But what I really came to love about Harlan's gamers was his blunt willingness to tell it like it is. With the absurd, eye-rolling optimism that you hear from guys like Bob Carpenter, Byron Kerr, and Johnny Holliday, with all their arbitrary end points analysis and willingness to repeat the StanSpeak unfiltered--you could always count on Harlan for a straight shot of truth.

Steven Says in December....."Chico Harlan dedicated three whole paragraphs to Guardado in an article about how the Nationals are "having one of baseball's best winters."

Love the site Steven and your baseball knowledge is great but this is why I get frustrated with seem to feel you are only accountable for your posts for a day or two....

Steven said...

I think you're going to continue to be frustrated. But it's not my own lack of "accountability"--it's that you want everything in black and white, and in real life there are shades of gray and nuance.

I liked Harlan's work overall, but he had definite strengths and weaknesses. He's the first to say so.

Still, I don't take back any of the nice things I wrote about him in November. Also, I think he wrote a clunker of an article about Guardado, and I think generally he's been pretty weak in his coverage of the off-season.

Those two sentiments can co-exist in the same person. It doesn't make me a flip-flopper. It just means that not everything is 100% one way or another.

If you want knee-jerk opinions and oversimplified, black-and-white declaratives, there's an entire universe of shouting head ESPN shows and sports talk radio that's right up your alley. But that's not my approach.

JayB said...

Well at least we agree Chico has done a bad job for the past few months...that is something....More important is the issue of RF. Dukes has not done what Rizzo said he needed to do...that is go to winter ball and learn to recognize off speed pitchers. I understand his Dad died but the bottom line is he is not going to be ready to be the answer at RF at this rate. I agree with Rizzo that character matters so I would expect Rizzo to trade him for whatever he can get at this point. That means we need a RF option and Nats can not afford to hope that Maxwell will do it....Unless Dukes gets himself down to Winter ball this week look for a move to get a RFer.

Anonymous said...

Guardado had a 2.51 ERA, 1.33 WHIP on the road compared to 5.62 ERA, 1.46 WHIP. He isn't that bad considering he played at a hitters park.

Steven said...

Hope springs eternal for those who ignore sample size. Unfortunately, so does disappointment.

Will said...

Anonymous, I saw those same splits, but realized that in 2008, Eddie was fantastic at Arlington and pretty average everywhere else.
2008 home: .200/.286/.352
2008 away: .293/.330/.434

It's probably just a small sample size in both situations.

Steven said...
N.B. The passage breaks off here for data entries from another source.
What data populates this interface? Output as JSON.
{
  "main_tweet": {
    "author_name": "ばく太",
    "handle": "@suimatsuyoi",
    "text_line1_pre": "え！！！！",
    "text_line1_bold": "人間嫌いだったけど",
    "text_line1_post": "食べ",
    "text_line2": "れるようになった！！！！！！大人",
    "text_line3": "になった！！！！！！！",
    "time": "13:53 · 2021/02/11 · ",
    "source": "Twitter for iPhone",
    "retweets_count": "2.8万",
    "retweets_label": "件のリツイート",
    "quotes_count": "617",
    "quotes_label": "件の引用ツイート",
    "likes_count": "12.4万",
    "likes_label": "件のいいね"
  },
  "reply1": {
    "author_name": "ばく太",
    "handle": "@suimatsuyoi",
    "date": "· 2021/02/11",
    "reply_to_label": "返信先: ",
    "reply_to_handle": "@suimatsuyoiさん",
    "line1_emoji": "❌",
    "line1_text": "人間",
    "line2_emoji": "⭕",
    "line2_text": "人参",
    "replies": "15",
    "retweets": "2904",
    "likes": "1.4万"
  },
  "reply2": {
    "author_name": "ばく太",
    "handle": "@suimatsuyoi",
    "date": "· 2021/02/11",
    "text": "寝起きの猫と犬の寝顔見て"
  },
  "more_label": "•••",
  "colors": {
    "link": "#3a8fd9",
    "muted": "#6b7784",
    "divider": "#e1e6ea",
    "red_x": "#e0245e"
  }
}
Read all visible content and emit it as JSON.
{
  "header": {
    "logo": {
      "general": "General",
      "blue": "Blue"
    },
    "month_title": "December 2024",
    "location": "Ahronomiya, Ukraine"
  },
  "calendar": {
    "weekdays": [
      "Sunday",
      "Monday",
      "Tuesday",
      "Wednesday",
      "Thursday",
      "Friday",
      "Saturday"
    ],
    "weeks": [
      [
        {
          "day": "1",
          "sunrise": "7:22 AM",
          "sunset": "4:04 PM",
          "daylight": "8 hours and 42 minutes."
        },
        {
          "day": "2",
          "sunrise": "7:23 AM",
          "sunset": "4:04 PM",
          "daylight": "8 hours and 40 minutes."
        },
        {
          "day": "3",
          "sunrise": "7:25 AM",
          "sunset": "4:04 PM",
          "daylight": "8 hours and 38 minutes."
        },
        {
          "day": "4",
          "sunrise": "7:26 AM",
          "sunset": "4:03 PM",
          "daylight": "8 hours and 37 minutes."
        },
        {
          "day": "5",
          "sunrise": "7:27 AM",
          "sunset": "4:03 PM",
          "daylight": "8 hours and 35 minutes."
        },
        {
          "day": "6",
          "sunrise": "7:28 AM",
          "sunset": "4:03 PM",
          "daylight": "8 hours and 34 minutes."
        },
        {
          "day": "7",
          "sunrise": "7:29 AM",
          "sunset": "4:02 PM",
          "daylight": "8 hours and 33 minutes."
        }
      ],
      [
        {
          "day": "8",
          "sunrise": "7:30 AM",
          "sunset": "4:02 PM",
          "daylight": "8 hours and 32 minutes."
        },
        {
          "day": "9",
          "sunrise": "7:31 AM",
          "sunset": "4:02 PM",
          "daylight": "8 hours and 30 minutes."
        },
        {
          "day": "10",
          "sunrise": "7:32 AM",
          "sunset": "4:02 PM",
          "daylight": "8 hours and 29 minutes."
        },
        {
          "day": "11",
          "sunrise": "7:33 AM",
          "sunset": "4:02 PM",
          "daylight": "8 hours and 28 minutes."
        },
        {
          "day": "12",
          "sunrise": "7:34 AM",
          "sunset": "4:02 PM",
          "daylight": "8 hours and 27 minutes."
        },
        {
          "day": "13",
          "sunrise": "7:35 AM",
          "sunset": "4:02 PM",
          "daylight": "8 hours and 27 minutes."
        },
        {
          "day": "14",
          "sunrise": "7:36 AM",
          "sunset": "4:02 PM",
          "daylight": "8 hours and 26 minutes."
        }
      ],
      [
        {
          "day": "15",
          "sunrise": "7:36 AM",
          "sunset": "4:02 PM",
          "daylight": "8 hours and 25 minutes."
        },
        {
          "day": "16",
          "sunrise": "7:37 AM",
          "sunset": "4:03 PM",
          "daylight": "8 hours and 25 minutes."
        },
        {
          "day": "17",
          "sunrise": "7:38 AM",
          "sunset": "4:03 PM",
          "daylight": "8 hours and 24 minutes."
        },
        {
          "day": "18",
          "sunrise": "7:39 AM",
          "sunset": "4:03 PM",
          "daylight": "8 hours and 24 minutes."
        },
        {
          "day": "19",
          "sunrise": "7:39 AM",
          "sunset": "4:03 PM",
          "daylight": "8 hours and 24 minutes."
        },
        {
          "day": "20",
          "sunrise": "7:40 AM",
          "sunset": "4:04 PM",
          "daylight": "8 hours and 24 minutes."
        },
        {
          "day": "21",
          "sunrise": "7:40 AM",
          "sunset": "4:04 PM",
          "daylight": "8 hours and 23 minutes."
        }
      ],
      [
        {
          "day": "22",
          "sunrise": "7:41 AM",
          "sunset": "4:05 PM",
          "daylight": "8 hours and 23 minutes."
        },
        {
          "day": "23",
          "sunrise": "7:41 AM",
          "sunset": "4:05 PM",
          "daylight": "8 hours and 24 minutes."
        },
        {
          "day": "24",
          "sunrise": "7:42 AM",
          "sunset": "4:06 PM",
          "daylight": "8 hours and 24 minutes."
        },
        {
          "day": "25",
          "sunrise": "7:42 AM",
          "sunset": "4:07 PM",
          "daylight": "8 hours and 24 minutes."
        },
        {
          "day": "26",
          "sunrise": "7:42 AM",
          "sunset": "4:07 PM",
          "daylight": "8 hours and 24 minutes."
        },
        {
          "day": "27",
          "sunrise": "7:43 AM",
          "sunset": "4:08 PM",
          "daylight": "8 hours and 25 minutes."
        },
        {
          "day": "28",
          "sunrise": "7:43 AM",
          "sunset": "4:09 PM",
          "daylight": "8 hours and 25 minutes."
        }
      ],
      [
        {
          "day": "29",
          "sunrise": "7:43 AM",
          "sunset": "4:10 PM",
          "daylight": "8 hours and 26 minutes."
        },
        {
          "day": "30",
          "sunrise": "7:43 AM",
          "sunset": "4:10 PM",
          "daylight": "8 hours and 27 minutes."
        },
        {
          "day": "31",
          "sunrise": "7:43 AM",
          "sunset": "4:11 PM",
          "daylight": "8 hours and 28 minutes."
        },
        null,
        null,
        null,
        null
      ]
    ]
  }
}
The reason you know it's sample size is because the controllable peripheral stats are bad everywhere--that's BB%, K%, GB%, and FB%. ERA and WHIP are all full of statistical noise, especially for relief pitchers who are throwing lots of partial innings.